John Hurrell – 6 September, 2017
Both kinds of wall relief are intriguing: two quite separate, clearly contrasting sensibilities. One vaguely holisitic in composition; the other more intricate and fiddly. One alluding to nature; the other cognisant of culture. Yet this is a slight over-simplification.
Things from the Book of Shadows
18 August-16 September 2017
In the downstairs Two Rooms space, two very different sorts of work are presented by Julia Morison, made fifteen years apart. We see From the Book of Shadows, the larger, older, relief, sponge sculptures positioned on the two parallel longest walls, and Things, the more recent steel and mixed media works aligned on a central dividing axis that incorporates the gallery’s three columns and two shorter walls.
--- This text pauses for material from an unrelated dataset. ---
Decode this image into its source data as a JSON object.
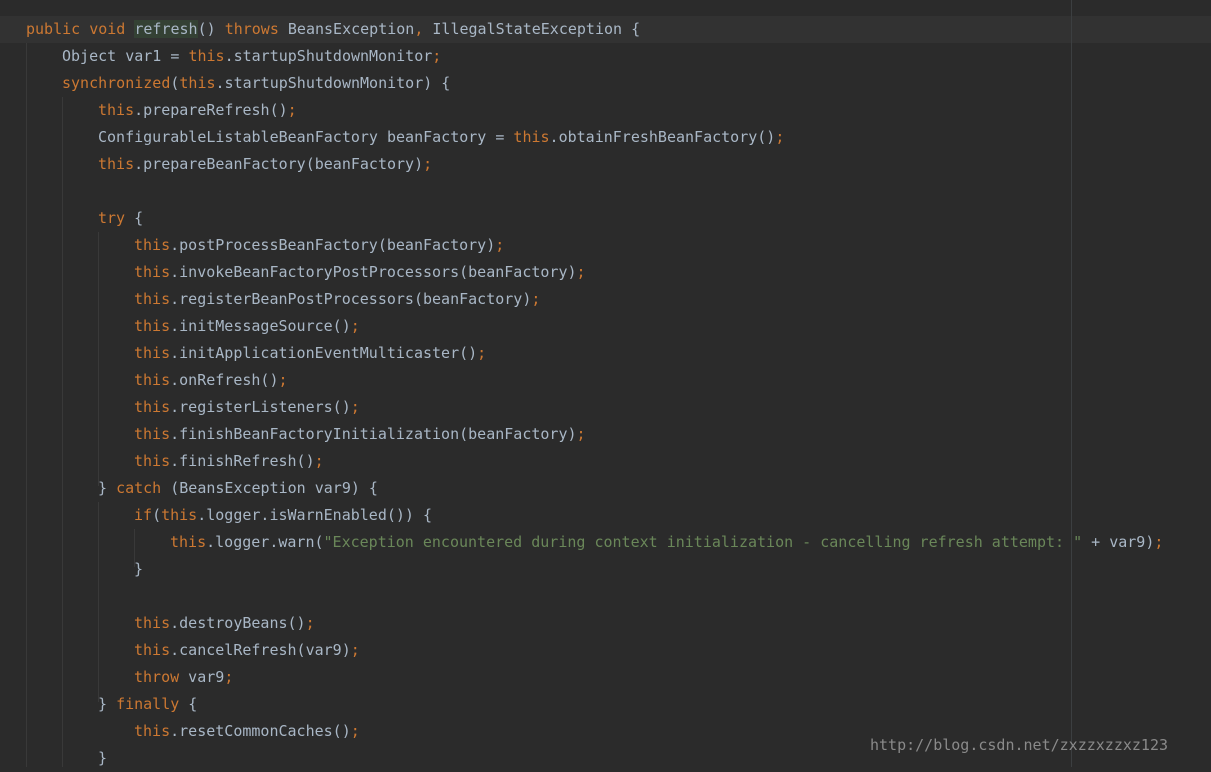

Both are intriguing: two quite separate, clearly contrasting sensibilities. One vaguely holisitic in composition; the other more intricate and fiddly. One alluding to nature; the other cognisant of culture. Yet this is a slight over-simplification.
With the synthetic and natural sponge works, stained as they are with grey acrylic paint and textured, the From the Book of Shadows reliefs look like dense concrete—even though in fact they are light and bouncy. The four Quarto paintings, wide hefty rectangles, appear to be framed cement slabs that have been chipped way in their corners. (They also double as streaky lightly-overcast skies with craggy peaks intervening.) Optically wondrous and witty though these are, more interesting I think are the Cipher works where pockmarked bricklike forms are sprouting single oval egg shapes that are airier in texture. These are highly suggestive of natural forms like paper-wasp nests, pieces of pumice, netlike dried root systems or tumbleweeds.
Others like Why & What emphasise geometric shape and look like flat letters rendered in concrete blocks—accentuating profile. Others still are pitted bricks with ratlike tails that humorously descend towards the floor or loop upwards to a companion block. There is a surprising amount of subtle variation in Morison‘s manipulation of paint that is coordinated with the sponge’s porousness, and her contrasting of synthetic with seabed varieties.
With the darker steel works from Things, Morison again delights in exploiting profiles, using Gondolalike silhouettes that seem to join up horizontally inside the vertical columns. This is achieved by a work positioned on each side in careful alignment, so obviously different pairing combinations are possible.
These strange rust-coloured waka forms have unexpected elements like hanging scales (with small model elephants), onion bags, bells, funnels, ladder-like towers, satellite tracking aerials, milking suction teats, glass spheres on cushions, and whisker-like clusters of crinkled wire. Mythological and art historical references abound, extending from the Head of the Medusa to Picasso’s bicycle-seat Bull’s Head. New Zealand artists like Pauline Rhodes and Don Driver are also alluded to. A sort of Steampunk surrealism pervades, with a Janus-faced anthropomorphism.
It is nice to see the architectural properties of the gallery exploited in this way, to suggest parts of hard metallic sculptures that are unseen. They are a curious foil to the Book of Shadows contributions on the outer walls, where the eye cannot confirm what is paradoxically substantiated by a furtive finger.